“I purchased some online lessons, but never heard anything back. Please sort this out immediately, or refund my payment in full!”
Love getting those. I immediately check with the ‘teaching admin’ team, who confirm that they wrote to the student (three times!) and got no response. I write to the student suggesting they check their spam/junk folder. Rarely do they reply to thank me but – magically – that seems to unblock the communication breakdown!
If you’re interested in finding out more about the excellent ‘teaching admin’ team, and how they make students dreams come true (much more politely than I ever could), then you might want to take a look at these articles I’ve published during the current promotion:
There’ll be another later today, if I get time to write and publish it.
P.S. Online Lessons January Sale; -20% Coupon Code
The NativeSpeakerTeachers.com 2024 January Sale began Wednesday and ends this coming Saturday, January 6th 2024.
Use coupon code 2024-January-Sale-20%-Off to save 20% on the Italian, French, German and Spanish lessons that will help you make progress with your chosen foreign language this coming year.
All you have to do to discount the price of lesson credits by 20% is to copy and paste
into the box in your shopping cart. Once pasted, press the ‘Apply coupon’ button and – this is important – SCROLL DOWN to check the CART TOTAL is reduced.
The prices of individual items don’t change, which can make you think that the coupon code hasn’t worked.
Have a go, just to see how it works:
- Select, for example, a pack of online Italian lessons with one of our teachers. Press the ‘Add to cart’ button below the product image to, well, add it to your cart. Or click on the image to read more, then look for the orange ‘Add to cart’ button on the product page.
- View the contents of your cart at any point by clicking on ‘Cart‘, or on the shopping basket icon at the top of the page.
- See your selection, ready to be bought? But at the full price… So, where’s that pesky coupon code? Ah! Here it is: 2024-January-Sale-20%-Off
- Control + C to copy it, Control + V to paste it into the box where it says ‘Apply coupon’ (on a Mac, use Command + C, Command + V, on a smartphone or tablet – I have no idea – ask a child…)
- Press the ‘Apply coupon’ button and scroll down to check the total has been discounted
- Magic! It worked. Now, were this a real purchase, rather than a practice run, you’d then press the ‘Proceed to checkout’ button and do the usual online shopping stuff.
- But as we’re just playing, have a go at removing your test purchase from the cart. There’s a little red X to the left of the product image (in the cart). Click it and whatever you no longer desire will be removed.
Beh, yes, I admit – it all sounds rather a palaver. Actually, though, it’s much easier and faster to DO than to describe in writing, I promise.
So, for real now – the coupon code ( 2024-January-Sale-20%-Off ) will work on anything/everything you see on the home page of the online lessons store.
- This promotion ends on January 6th 2024, after which the coupon code will no longer be valid

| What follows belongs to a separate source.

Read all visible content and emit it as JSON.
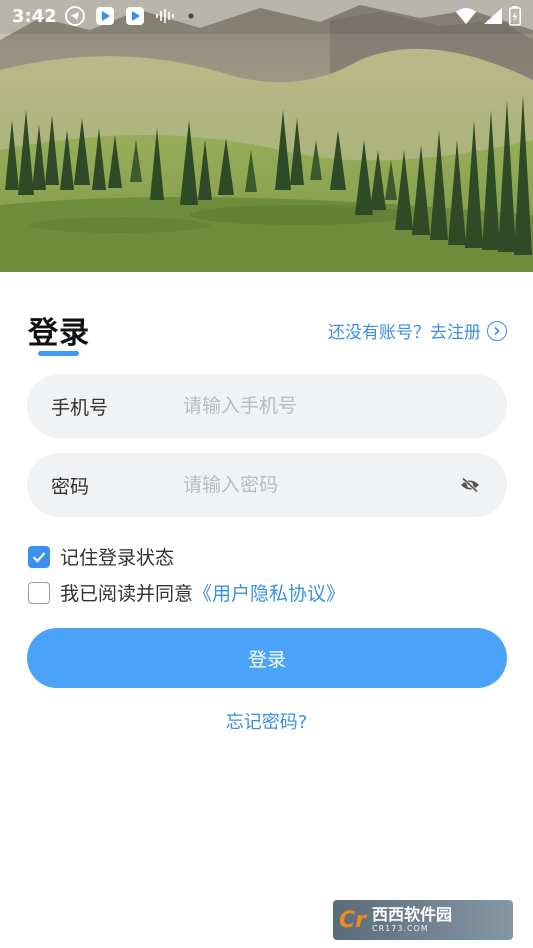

- The next offer won’t be until the April, so online students should stock up now…
- You can use the coupon code as often as you wish until the night of 6th January 2024
- Coupon code ( 2024-January-Sale-20%-Off ) won’t work with other coupon codes – choose one!
What, then, should you consider buying?
The ten-pack of online Italian lessons, now £200 for ten thirty-minute sessions, is a steal once discounted by 20%.
Use the coupon code on that one and you’ll be paying just £16.00 a lesson, that’s £32.00 an hour.
Go ask at a ‘proper’ language school how much an hour’s lesson would cost you (but beware, because at many places you pay for an hour but actually get just 45 minutes…)
Our regular online students wait for the offers and stock up with enough lesson credits to get them through until the next promotion, several months later.
That way they can take one or more lessons each week while never paying the full price.
Here’s that coupon code again:
Use it here.